**To do:**
Exclude images and print all the records verbatim.
*** Opening Data section ***
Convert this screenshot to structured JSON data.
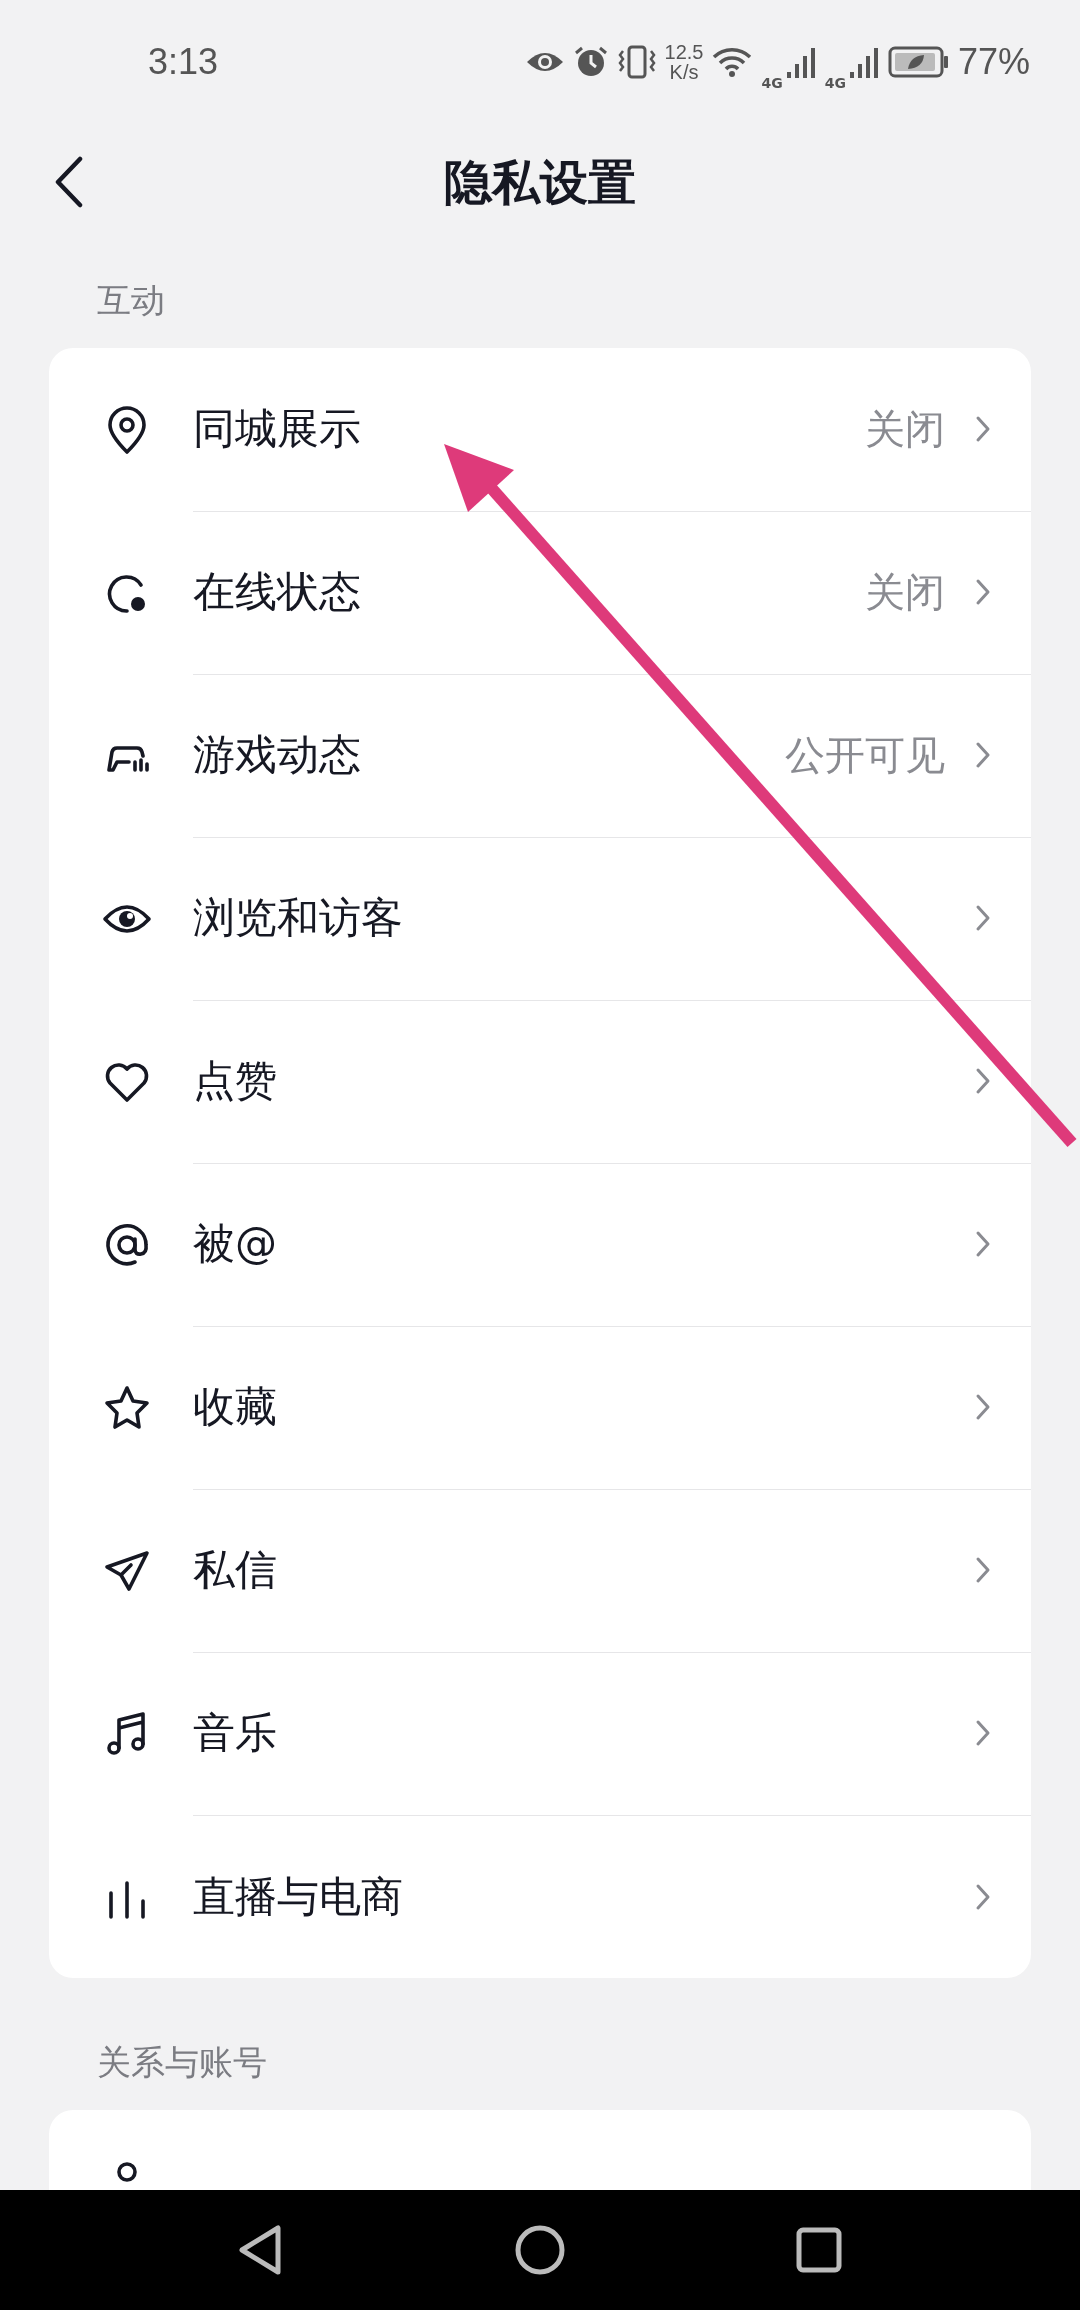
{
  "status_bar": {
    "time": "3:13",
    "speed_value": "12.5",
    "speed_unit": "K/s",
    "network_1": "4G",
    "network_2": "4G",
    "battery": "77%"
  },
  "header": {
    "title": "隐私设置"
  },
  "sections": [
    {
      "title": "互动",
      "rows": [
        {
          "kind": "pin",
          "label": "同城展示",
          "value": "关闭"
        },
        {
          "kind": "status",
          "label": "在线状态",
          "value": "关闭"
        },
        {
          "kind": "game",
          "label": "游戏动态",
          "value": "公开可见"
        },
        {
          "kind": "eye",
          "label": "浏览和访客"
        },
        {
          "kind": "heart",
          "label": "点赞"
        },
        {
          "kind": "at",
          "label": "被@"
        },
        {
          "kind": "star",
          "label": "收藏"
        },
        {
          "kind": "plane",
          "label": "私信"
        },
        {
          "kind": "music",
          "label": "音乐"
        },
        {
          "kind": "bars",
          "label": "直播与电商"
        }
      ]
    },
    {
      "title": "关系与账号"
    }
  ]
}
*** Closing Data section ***
**Answer box:**
Convert this screenshot to structured JSON data.
{
  "status_bar": {
    "time": "3:13",
    "speed_value": "12.5",
    "speed_unit": "K/s",
    "network_1": "4G",
    "network_2": "4G",
    "battery": "77%"
  },
  "header": {
    "title": "隐私设置"
  },
  "sections": [
    {
      "title": "互动",
      "rows": [
        {
          "kind": "pin",
          "label": "同城展示",
          "value": "关闭"
        },
        {
          "kind": "status",
          "label": "在线状态",
          "value": "关闭"
        },
        {
          "kind": "game",
          "label": "游戏动态",
          "value": "公开可见"
        },
        {
          "kind": "eye",
          "label": "浏览和访客"
        },
        {
          "kind": "heart",
          "label": "点赞"
        },
        {
          "kind": "at",
          "label": "被@"
        },
        {
          "kind": "star",
          "label": "收藏"
        },
        {
          "kind": "plane",
          "label": "私信"
        },
        {
          "kind": "music",
          "label": "音乐"
        },
        {
          "kind": "bars",
          "label": "直播与电商"
        }
      ]
    },
    {
      "title": "关系与账号"
    }
  ]
}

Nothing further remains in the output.